2014 Outlook: After missing the entire 2013 campaign with knee woes, Hart landed in the Pacific Northwest, where he should be in the mix for playing time at first base, designated hitter and, health permitting, corner outfield. Seattle is being cautious early on with Hart, waiting until the spring to see how his knee can handle the rigors of chasing flies. Not only is his playing time a question, but so is his on-field performance, considering the likely rust after missing a full season and the fact he is a free swinger. One thing, however, is certain: Even with the new dimensions, Safeco Park is not as hitter-friendly as Miller Park, so a decline in power is likely, regardless of the other factors. Dual eligibility at first and outfield helps make Hart an intriguing utility, or perhaps reserve until we get a better feel for his playing time and production.

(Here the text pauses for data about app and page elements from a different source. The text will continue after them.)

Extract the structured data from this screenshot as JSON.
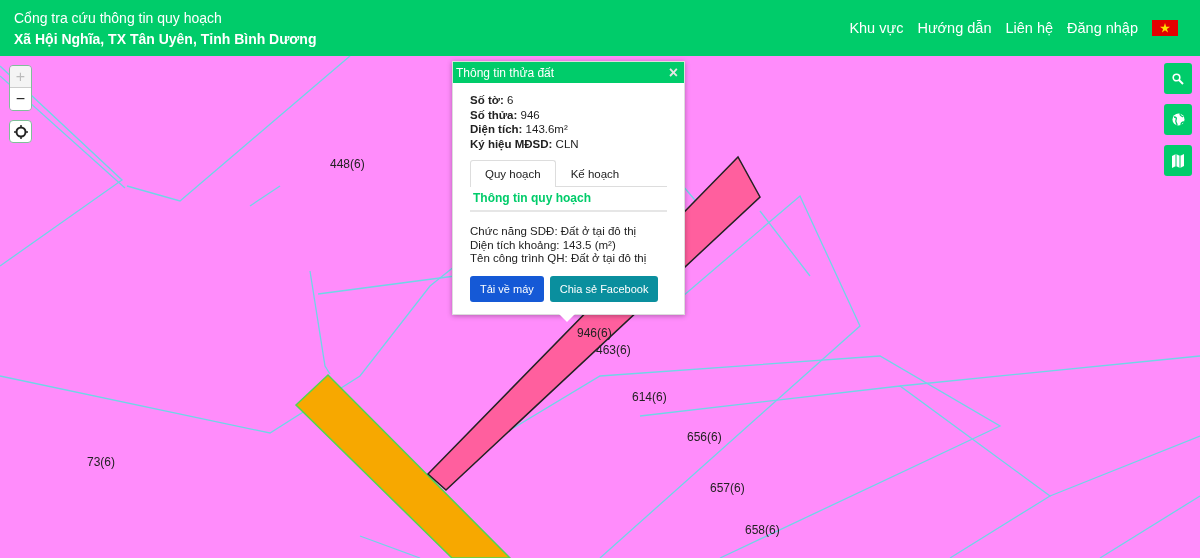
{
  "header": {
    "title": "Cổng tra cứu thông tin quy hoạch",
    "subtitle": "Xã Hội Nghĩa, TX Tân Uyên, Tỉnh Bình Dương",
    "nav": [
      "Khu vực",
      "Hướng dẫn",
      "Liên hệ",
      "Đăng nhập"
    ]
  },
  "map_controls": {
    "zoom_in": {
      "label": "+",
      "disabled": true
    },
    "zoom_out": {
      "label": "−",
      "disabled": false
    }
  },
  "parcel_labels": [
    "448(6)",
    "946(6)",
    "463(6)",
    "614(6)",
    "656(6)",
    "73(6)",
    "657(6)",
    "658(6)"
  ],
  "popup": {
    "title": "Thông tin thửa đất",
    "close": "×",
    "fields": [
      {
        "label": "Số tờ:",
        "value": "6"
      },
      {
        "label": "Số thửa:",
        "value": "946"
      },
      {
        "label": "Diện tích:",
        "value": "143.6m²"
      },
      {
        "label": "Ký hiệu MĐSD:",
        "value": "CLN"
      }
    ],
    "tabs": [
      {
        "label": "Quy hoạch",
        "selected": true
      },
      {
        "label": "Kế hoạch",
        "selected": false
      }
    ],
    "section_title": "Thông tin quy hoạch",
    "details": [
      "Chức năng SDĐ: Đất ở tại đô thị",
      "Diện tích khoảng: 143.5 (m²)",
      "Tên công trình QH: Đất ở tại đô thị"
    ],
    "buttons": [
      {
        "label": "Tải về máy",
        "kind": "primary"
      },
      {
        "label": "Chia sẻ Facebook",
        "kind": "share"
      }
    ]
  }
}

2014 Outlook: A season-long battle with a sore left shoulder may be the reason the switch-hitting Swisher saw his numbers versus left-handed pitching plummet last season. But even so, his final line was almost the exact same as the two previous seasons, save for a drop in batting average. Swisher is reporting that he no longer feels any pain in the area, so there is reason to hope he tacks on a few more dingers to last season's total, and is again a solid three-category contributor (HR, RBI, runs). The best part is that you won't have to pay for it, as Swisher is largely ignored in favor of younger players with more upside. His dual first base and outfield eligibility also helps insure maximum output at a couple of spots where the available players are stronger than other positions.